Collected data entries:
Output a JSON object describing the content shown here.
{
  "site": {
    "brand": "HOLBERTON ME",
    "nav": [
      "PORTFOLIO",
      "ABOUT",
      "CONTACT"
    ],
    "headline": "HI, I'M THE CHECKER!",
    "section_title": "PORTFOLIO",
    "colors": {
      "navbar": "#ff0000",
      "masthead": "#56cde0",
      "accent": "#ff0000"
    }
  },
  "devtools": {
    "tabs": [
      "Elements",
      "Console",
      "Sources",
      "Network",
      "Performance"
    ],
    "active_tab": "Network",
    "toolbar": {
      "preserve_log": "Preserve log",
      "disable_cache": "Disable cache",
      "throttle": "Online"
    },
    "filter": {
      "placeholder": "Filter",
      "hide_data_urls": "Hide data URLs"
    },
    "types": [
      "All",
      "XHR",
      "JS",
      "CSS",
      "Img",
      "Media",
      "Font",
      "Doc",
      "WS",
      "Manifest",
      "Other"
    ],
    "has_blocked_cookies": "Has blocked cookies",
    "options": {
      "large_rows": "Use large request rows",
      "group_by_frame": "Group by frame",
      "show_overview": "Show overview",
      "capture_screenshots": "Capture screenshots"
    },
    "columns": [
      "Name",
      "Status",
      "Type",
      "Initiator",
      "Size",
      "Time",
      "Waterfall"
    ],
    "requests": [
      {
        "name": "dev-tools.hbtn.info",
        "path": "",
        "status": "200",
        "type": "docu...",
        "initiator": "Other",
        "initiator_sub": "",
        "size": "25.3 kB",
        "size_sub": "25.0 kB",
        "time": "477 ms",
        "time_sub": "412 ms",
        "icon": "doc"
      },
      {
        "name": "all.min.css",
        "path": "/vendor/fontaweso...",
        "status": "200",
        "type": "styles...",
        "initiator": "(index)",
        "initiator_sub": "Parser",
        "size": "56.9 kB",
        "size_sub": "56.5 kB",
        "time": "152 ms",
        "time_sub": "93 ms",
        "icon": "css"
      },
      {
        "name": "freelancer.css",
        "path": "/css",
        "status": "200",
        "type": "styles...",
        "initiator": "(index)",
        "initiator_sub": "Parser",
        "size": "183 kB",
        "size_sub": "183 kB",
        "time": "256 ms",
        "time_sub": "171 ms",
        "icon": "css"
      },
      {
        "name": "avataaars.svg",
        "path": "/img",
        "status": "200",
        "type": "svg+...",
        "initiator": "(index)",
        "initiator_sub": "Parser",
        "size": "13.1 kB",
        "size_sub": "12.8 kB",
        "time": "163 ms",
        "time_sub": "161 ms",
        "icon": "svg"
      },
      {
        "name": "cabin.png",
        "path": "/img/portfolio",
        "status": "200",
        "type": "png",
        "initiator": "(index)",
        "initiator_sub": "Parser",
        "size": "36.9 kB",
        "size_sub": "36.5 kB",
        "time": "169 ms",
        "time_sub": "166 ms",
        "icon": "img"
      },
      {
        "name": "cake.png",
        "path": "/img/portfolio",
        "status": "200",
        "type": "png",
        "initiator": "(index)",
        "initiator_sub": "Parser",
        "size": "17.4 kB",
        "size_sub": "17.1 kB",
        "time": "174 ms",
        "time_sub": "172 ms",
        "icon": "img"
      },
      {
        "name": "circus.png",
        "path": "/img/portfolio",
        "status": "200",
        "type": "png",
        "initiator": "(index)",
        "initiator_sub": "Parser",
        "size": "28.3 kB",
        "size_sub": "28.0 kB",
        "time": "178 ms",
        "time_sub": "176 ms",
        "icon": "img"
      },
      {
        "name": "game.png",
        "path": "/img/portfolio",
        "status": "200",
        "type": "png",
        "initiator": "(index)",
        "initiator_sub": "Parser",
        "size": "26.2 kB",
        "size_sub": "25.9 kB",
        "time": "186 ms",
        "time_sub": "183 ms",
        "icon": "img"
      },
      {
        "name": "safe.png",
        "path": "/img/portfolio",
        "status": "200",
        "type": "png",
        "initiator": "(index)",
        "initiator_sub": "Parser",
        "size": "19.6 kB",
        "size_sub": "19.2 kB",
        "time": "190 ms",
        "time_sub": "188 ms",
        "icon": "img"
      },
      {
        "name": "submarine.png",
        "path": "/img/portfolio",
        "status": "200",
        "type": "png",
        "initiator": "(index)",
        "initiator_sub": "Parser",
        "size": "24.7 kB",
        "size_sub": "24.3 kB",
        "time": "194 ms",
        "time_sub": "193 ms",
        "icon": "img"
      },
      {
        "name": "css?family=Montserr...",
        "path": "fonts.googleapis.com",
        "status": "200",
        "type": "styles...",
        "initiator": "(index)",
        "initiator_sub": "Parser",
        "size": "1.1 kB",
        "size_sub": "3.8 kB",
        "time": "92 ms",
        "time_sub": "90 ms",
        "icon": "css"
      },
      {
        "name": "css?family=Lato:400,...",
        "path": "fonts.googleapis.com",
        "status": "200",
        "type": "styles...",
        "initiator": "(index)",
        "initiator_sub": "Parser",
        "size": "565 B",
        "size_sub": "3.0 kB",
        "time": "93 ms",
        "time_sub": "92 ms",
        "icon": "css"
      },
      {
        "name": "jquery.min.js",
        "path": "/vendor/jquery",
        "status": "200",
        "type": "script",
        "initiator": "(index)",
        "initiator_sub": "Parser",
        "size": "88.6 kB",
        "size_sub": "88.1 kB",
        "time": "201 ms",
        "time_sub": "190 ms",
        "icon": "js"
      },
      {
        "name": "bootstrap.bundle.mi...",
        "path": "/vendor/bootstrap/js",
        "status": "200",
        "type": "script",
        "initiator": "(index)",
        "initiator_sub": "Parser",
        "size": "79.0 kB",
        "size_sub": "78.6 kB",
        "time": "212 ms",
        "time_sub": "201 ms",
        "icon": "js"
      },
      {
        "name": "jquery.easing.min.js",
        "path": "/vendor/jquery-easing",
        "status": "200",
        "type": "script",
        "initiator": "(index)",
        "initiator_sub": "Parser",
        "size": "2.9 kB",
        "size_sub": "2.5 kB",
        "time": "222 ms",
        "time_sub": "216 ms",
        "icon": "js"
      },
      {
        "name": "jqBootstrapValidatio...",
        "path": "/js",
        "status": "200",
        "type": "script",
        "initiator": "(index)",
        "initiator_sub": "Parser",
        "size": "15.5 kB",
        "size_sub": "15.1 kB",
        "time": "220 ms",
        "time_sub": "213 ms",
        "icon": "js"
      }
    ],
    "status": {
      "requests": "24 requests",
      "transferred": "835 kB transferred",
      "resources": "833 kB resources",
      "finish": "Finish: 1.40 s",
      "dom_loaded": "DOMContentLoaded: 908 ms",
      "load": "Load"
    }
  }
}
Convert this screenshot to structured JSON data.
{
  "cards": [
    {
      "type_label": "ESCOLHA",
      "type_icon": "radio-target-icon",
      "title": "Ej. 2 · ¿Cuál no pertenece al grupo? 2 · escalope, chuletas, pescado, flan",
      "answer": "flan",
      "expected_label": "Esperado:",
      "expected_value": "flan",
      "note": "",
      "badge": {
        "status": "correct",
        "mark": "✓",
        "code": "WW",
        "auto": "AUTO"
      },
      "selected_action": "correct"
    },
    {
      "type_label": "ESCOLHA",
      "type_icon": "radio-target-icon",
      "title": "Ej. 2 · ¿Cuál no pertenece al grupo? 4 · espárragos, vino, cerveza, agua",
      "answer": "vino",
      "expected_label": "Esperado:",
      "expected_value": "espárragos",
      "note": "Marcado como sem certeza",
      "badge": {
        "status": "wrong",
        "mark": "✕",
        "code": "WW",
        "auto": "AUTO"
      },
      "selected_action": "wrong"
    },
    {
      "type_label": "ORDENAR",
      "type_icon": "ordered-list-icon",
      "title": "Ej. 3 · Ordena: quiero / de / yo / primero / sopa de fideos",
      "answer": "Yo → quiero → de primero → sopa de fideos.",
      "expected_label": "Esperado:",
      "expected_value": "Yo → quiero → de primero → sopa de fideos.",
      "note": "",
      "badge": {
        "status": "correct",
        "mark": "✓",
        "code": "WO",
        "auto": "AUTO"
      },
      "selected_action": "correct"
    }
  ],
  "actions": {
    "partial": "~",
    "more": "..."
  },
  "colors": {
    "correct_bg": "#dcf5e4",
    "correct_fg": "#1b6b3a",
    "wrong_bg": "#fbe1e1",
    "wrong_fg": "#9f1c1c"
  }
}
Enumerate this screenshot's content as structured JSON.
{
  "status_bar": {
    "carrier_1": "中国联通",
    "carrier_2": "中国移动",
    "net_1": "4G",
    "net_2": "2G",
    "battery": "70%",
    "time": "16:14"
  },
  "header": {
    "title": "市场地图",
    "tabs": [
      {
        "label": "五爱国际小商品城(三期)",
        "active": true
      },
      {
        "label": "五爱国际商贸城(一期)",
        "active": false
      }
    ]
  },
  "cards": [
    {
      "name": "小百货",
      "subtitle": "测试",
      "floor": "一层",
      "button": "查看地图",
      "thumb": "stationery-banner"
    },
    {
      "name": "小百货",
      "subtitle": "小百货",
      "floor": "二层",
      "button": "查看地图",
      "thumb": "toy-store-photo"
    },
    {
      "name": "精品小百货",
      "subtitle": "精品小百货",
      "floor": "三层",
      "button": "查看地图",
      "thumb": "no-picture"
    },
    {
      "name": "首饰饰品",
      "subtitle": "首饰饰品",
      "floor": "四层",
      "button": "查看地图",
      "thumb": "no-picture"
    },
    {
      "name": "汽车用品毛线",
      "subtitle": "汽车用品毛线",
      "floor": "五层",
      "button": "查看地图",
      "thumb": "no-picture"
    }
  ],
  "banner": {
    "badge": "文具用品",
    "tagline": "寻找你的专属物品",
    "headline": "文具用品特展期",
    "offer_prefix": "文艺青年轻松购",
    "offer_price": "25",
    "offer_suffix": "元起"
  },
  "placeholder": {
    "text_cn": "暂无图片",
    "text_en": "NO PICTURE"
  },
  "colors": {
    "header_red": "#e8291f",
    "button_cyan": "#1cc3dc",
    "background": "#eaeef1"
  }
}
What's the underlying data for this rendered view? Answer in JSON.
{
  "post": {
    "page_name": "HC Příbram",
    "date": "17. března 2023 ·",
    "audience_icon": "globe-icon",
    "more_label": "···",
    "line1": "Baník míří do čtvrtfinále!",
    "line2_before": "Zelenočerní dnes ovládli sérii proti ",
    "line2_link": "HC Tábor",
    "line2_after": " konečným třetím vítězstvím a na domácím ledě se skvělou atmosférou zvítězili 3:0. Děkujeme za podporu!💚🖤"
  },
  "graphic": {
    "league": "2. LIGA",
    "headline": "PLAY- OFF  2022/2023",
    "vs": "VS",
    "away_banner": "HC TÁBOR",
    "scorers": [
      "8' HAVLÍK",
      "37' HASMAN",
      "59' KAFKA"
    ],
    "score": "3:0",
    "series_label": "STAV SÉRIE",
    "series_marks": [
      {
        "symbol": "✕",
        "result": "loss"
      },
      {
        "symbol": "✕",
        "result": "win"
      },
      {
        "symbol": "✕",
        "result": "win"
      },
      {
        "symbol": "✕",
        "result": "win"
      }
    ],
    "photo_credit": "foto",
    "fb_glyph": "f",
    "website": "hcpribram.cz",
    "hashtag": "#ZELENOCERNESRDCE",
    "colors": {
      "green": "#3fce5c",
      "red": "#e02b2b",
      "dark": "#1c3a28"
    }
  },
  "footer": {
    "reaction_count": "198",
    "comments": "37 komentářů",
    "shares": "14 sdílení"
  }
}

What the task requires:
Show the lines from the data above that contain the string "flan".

Solved exercise:
      "title": "Ej. 2 · ¿Cuál no pertenece al grupo? 2 · escalope, chuletas, pescado, flan",
      "answer": "flan",
      "expected_value": "flan",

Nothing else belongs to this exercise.